ISO equals gain in digital speak
Another significant corresponding feature is light sensitivity. In film, the speed of the emulsion (the amount of light needed to correctly expose the image so that it's neither too light nor too dark) is rated by assigning it an ISO (International Standards Organization) number. For instance, an average film sensitivity would be that of ISO 100. Fast film, used for shooting in low light or for sports when a fast shutter speed is required, might have an ISO of 800 or 1600, while slow film, often used for high-quality enlargements and ultra-detailed prints, has ISOs between 15 and 50. There are trade-offs, however; using slow film generally means slower shutter speeds and more limited depth of field, while shooting with fast film can produce grainy, high-contrast images.
Digital cameras, of course, don't have film's ISO speeds. But to make things easier to understand, ISO equivalency is often listed instead of gain, the correct electronic term that describes boosting or lowering the CCD's sensitivity to light. The problem with gain is that as the sensitivity level is raised, it produces noise (unwanted electronic artifacts in the picture, such as random white splotches or streaks), just as turning up the volume on a radio increases the amount of static you can hear in the background. Therefore, digital camera users should view gain in the same way that photographers look at ISO speed: turn it up when you need faster speeds or must shoot in low light, but be prepared for some image degradation.
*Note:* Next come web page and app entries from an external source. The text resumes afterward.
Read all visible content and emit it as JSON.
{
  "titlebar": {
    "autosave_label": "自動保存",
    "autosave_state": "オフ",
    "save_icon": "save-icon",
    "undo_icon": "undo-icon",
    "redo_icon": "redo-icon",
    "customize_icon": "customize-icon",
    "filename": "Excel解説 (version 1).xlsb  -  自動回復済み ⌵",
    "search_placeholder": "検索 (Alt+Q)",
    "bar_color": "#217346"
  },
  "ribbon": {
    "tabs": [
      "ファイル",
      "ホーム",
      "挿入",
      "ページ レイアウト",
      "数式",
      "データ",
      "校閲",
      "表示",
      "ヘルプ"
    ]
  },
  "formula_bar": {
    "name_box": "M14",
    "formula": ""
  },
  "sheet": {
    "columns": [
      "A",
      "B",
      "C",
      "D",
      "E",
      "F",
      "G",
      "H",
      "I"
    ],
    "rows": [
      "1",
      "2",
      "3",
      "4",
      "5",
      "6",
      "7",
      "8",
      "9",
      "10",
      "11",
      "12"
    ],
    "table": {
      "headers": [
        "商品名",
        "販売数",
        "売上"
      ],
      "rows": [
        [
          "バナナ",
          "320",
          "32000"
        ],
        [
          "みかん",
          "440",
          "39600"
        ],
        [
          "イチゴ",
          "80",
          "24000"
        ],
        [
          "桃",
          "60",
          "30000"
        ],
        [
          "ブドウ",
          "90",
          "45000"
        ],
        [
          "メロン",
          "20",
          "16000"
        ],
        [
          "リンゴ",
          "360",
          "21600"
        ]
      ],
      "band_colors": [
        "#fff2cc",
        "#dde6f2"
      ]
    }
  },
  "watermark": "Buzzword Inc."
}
By better understanding your digital camera's similarities to and differences from film-based cameras--that is, the advantages as well as the limitations, you may be able to produce better pictures.